For low light shots, the Leica's slightly modest light sensitivity settings run the gamut from a standard issue ISO100 to ISO3200, which is not exactly over-egging the pudding. Though the ability to boost this to an equivalent ISO6400 – at a lower pixel count – is possible with the selection of High Sensitivity mode, located within the scene mode menu. Predictably you'll want to stick at ISO800 to avoid any noise entirely, but ISO1600 and ISO3200 setting are still reasonably usable in terms of sensor performance, with the image, though slightly grittier, not degrading to a disquieting extent.


There are 6 ISO settings available on the Leica V-LUX 40. Here are some 100% crops which show the noise levels for each ISO setting.

ISO 100 (100% Crop)

ISO 200 (100% Crop)


ISO 400 (100% Crop)

ISO 800 (100% Crop)


ISO 1600 (100% Crop)

ISO 1600 (100% Crop)


Here are two 100% Crops which have been Saved as Web - Quality 50 in Photoshop. The right-hand image has had some sharpening applied in Photoshop. The out-of-the camera images are a little soft at the default sharpening setting and benefit from some further sharpening in a program like Adobe Photoshop. You can change the in-camera sharpening level via the Picture Adjust menu option.

Original (100% Crop)

Sharpened (100% Crop)


Focal Range

The Leica V-LUX 40's 20x zoom lens provides a very versatile focal length of 24-480mm in 35mm terms, as demonstrated below.



Chromatic Aberrations

The Leica V-LUX 40 handled chromatic aberrations excellently during the review, with very limited purple fringing present around the edges of objects in certain high-contrast situations, as shown in the examples below.

Example 1 (100% Crop)

Example 2 (100% Crop)


The Leica V-LUX 40 offers a Macro setting that allows you to focus on a subject that is 3cms away from the camera when the lens is set to wide-angle. The first image shows how close you can get to the subject (in this case a compact flash card). The second image is a 100% crop.

Macro Shot

100% Crop


The flash settings on the Leica V-LUX 40 are Auto, Auto/Red-eye Reduction, Forced On, Slow Sync./Red-eye Reduction, Forced Off. These shots of a white coloured wall were taken at a distance of 1.5m.

Forced Off - Wide Angle (24mm)

Forced On - Wide Angle (24mm)

ISO 64 ISO 64

Forced Off - Telephoto (480mm)

Forced On - Telephoto (480mm)

ISO 64 ISO 64

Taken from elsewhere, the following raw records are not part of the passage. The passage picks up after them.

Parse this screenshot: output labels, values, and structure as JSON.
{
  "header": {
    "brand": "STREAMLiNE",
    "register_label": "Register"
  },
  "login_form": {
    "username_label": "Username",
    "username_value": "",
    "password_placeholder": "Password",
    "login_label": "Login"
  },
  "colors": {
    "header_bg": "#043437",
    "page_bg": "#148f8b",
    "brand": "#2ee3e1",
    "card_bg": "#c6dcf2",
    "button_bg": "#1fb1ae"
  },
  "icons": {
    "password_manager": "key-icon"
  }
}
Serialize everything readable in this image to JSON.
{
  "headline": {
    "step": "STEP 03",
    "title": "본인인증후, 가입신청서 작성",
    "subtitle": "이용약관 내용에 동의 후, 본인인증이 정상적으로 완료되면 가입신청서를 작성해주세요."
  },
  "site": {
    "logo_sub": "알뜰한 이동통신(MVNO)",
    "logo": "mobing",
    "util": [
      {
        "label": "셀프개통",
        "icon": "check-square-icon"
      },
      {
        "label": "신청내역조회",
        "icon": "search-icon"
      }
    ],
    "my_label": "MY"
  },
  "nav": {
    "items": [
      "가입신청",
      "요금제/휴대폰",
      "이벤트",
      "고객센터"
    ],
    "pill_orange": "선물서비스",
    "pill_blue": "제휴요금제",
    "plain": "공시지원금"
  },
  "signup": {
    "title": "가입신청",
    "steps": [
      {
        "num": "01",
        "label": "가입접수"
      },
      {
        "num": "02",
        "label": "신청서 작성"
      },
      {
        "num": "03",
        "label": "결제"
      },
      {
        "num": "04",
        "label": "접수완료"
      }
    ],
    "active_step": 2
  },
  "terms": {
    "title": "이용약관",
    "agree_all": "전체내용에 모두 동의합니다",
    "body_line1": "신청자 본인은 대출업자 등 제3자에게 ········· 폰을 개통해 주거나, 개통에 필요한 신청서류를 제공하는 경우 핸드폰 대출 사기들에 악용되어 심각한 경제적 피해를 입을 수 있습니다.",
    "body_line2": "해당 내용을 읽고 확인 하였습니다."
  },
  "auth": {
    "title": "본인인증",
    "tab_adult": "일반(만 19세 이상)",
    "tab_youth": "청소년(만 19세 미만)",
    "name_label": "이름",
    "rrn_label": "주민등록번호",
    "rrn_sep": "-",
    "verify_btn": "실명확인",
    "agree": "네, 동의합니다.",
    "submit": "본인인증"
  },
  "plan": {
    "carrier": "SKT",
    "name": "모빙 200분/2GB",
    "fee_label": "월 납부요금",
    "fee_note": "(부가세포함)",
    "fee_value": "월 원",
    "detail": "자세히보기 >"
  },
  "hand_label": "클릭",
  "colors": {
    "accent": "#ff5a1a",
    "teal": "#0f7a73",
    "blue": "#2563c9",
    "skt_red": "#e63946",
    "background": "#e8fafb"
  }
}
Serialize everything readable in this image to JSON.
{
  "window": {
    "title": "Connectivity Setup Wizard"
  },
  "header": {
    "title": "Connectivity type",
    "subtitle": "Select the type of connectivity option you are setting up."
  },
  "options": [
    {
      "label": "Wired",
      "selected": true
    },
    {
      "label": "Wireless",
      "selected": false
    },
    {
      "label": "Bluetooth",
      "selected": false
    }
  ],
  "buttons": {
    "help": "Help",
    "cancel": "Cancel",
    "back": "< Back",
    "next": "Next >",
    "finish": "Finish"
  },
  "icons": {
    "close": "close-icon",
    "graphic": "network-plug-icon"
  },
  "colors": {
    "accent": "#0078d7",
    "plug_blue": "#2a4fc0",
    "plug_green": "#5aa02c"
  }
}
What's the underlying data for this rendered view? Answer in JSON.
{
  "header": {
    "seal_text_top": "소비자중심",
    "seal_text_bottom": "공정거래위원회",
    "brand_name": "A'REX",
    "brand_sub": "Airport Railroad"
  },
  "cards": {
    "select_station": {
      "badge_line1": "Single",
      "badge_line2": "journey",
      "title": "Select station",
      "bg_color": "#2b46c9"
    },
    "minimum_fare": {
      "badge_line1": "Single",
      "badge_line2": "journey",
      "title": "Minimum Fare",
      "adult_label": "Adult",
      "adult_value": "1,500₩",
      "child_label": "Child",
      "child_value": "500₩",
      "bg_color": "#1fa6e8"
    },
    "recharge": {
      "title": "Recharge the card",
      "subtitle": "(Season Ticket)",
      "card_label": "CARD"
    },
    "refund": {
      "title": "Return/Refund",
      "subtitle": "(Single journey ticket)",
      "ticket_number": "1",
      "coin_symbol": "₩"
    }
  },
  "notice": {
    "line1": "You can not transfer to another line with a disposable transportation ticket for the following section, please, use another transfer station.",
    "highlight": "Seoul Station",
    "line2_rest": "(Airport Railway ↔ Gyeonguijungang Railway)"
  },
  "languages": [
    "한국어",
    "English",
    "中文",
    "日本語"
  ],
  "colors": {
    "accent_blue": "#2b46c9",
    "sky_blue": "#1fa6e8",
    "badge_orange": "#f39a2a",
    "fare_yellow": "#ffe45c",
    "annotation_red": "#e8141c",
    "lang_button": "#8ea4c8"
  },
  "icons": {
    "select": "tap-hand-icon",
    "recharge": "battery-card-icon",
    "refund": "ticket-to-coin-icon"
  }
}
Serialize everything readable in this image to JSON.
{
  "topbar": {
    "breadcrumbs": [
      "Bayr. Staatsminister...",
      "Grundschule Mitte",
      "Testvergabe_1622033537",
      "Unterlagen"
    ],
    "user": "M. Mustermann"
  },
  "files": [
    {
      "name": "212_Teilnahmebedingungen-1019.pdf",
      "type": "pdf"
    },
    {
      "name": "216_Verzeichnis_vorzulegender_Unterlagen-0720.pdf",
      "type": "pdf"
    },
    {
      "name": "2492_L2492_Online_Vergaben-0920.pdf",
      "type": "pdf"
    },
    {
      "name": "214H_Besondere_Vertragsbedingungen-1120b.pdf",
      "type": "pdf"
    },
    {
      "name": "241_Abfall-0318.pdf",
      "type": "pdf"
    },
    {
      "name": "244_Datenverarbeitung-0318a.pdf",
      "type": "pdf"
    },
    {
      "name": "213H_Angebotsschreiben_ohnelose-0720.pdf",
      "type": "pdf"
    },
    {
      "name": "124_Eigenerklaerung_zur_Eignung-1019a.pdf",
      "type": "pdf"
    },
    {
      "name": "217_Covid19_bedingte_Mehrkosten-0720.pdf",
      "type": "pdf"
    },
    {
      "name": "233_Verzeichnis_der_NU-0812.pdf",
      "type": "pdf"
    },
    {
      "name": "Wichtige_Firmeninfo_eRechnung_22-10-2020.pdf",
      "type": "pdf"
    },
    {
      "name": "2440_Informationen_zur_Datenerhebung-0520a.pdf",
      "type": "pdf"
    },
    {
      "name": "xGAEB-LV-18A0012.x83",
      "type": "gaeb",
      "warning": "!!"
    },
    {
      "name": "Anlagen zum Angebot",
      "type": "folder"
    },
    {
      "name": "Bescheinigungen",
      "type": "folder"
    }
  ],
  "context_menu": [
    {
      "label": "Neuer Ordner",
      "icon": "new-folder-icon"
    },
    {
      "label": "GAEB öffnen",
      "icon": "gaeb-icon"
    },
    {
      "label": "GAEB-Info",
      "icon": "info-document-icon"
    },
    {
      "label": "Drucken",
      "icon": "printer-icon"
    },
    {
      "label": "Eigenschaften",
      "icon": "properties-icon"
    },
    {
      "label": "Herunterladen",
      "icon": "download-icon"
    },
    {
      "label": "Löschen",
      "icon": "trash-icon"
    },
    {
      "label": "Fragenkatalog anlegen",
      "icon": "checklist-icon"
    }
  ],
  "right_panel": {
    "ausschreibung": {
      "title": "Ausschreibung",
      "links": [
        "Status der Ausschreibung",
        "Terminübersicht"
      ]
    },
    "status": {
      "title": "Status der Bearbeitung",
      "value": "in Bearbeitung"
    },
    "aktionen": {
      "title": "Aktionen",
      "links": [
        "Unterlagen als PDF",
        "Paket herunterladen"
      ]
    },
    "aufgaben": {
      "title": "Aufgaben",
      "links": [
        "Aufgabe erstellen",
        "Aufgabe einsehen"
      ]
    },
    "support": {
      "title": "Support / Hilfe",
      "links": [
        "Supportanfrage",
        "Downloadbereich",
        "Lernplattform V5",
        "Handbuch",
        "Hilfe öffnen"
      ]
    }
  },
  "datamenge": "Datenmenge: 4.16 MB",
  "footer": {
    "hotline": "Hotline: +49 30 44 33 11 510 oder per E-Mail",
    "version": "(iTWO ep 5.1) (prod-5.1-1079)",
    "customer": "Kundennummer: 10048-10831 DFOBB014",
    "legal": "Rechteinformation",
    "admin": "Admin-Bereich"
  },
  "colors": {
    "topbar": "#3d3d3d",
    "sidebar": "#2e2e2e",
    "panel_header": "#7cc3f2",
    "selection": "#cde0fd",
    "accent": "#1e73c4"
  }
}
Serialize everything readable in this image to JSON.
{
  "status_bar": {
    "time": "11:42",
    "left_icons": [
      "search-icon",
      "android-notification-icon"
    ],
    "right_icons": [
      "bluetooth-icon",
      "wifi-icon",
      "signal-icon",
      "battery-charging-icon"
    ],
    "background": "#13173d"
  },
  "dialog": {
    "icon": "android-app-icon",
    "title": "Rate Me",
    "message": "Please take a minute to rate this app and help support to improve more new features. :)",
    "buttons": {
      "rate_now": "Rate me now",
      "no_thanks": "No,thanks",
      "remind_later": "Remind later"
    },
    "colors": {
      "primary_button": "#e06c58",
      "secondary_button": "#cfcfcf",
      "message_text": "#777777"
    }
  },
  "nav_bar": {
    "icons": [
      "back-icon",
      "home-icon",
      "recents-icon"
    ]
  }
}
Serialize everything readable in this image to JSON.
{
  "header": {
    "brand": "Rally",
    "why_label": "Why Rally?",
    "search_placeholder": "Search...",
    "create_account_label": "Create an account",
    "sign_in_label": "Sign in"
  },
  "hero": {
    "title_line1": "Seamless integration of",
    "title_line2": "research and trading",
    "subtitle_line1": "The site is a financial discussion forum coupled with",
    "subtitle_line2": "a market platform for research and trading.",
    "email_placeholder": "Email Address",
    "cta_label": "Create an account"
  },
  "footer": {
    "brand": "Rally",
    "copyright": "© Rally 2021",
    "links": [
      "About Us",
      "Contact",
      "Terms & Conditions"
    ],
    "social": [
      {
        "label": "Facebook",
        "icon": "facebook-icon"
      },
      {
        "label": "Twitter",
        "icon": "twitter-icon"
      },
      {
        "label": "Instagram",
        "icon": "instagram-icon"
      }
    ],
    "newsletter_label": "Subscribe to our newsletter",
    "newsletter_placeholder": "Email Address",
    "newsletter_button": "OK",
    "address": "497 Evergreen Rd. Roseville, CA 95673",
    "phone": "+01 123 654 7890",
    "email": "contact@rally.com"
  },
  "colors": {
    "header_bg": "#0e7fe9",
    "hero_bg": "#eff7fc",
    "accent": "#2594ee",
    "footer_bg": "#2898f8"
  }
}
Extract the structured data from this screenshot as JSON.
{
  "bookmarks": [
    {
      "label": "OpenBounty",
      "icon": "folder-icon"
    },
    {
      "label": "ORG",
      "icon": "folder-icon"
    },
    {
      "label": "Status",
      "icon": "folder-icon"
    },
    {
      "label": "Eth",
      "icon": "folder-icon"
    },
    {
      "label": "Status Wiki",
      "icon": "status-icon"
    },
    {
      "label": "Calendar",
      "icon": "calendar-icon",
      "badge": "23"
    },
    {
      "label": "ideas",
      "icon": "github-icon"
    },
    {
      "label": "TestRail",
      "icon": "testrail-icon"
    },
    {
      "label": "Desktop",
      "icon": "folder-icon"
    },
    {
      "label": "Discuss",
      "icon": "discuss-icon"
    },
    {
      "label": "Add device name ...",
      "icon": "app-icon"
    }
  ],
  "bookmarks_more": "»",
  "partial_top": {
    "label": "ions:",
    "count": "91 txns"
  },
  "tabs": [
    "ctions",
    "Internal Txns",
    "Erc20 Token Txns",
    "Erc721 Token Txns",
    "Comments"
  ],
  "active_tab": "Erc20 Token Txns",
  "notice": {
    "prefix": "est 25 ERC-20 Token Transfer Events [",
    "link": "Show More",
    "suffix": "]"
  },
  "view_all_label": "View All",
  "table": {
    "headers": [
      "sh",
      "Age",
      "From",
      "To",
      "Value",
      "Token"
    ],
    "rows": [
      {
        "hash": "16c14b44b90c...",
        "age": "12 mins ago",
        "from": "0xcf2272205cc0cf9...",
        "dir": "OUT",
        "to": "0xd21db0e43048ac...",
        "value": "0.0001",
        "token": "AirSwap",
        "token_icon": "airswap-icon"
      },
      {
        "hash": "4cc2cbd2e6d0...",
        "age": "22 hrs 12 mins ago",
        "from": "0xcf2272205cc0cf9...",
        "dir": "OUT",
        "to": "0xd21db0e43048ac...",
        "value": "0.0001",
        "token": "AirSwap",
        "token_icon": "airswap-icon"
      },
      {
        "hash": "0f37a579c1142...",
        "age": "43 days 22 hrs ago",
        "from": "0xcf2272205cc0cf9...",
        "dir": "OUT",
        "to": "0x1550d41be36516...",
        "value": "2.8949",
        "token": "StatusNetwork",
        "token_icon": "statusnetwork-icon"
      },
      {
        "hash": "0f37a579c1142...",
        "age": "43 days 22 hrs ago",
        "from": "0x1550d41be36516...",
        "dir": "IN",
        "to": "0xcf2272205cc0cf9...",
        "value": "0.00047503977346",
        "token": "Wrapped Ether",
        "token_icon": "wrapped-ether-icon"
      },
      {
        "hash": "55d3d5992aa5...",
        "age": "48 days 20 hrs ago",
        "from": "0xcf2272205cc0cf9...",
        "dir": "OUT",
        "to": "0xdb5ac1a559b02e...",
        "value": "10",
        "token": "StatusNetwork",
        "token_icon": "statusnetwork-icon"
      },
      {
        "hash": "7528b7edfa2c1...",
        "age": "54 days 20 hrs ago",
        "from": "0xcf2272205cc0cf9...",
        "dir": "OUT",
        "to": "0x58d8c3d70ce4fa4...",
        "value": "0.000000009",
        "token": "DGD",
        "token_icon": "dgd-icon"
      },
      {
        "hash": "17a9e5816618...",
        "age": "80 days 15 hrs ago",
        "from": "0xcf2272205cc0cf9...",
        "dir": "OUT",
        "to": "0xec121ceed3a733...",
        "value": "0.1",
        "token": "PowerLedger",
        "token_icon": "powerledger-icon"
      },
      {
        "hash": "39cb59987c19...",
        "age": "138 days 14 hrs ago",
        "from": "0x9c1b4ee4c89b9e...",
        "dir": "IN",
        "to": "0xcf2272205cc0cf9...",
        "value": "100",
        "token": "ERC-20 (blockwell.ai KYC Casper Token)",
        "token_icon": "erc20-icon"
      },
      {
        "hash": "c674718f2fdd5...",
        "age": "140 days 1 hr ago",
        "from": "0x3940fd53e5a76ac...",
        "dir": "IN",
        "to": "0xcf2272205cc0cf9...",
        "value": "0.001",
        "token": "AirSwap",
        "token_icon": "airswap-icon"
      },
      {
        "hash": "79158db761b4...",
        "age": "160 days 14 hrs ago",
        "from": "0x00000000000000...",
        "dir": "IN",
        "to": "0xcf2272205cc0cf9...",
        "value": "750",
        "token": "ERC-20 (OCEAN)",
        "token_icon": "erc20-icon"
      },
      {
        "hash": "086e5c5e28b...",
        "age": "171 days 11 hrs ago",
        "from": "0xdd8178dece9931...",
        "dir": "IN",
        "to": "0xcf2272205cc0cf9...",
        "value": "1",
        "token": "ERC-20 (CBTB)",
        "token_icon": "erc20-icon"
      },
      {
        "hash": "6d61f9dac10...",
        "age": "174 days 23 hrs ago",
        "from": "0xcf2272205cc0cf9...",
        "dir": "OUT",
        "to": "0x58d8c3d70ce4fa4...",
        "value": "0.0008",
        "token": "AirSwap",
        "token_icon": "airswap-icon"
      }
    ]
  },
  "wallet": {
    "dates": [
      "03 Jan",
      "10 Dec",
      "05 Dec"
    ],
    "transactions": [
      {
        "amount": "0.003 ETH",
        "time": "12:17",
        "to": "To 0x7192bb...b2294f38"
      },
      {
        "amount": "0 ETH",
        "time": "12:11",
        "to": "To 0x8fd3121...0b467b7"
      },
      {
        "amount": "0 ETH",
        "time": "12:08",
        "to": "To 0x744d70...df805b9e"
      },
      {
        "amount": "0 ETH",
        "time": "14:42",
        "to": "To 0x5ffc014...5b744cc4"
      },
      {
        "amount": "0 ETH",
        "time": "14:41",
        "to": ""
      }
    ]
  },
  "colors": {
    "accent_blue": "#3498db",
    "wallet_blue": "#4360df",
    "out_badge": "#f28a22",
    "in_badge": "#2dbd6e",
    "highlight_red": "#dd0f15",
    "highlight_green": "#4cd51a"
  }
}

And here are some portrait shots. As you can see, neither the Flash On or the Auto/Red-eye Reduction settings caused any red-eye.

Forced On

Forced On (100% Crop)

Auto/Red-eye Reduction

Auto/Red-eye Reduction (100% Crop)


The Leica V-LUX 40's maximum shutter speed is 60 seconds, which is great news if you're seriously interested in night photography. The shot below was taken using a shutter speed of 8 seconds at ISO 100. The camera takes the same amount of time again to apply noise reduction, so for example at the 15 second setting the actual exposure takes 30 seconds.

Night Shot

Night Shot (100% Crop)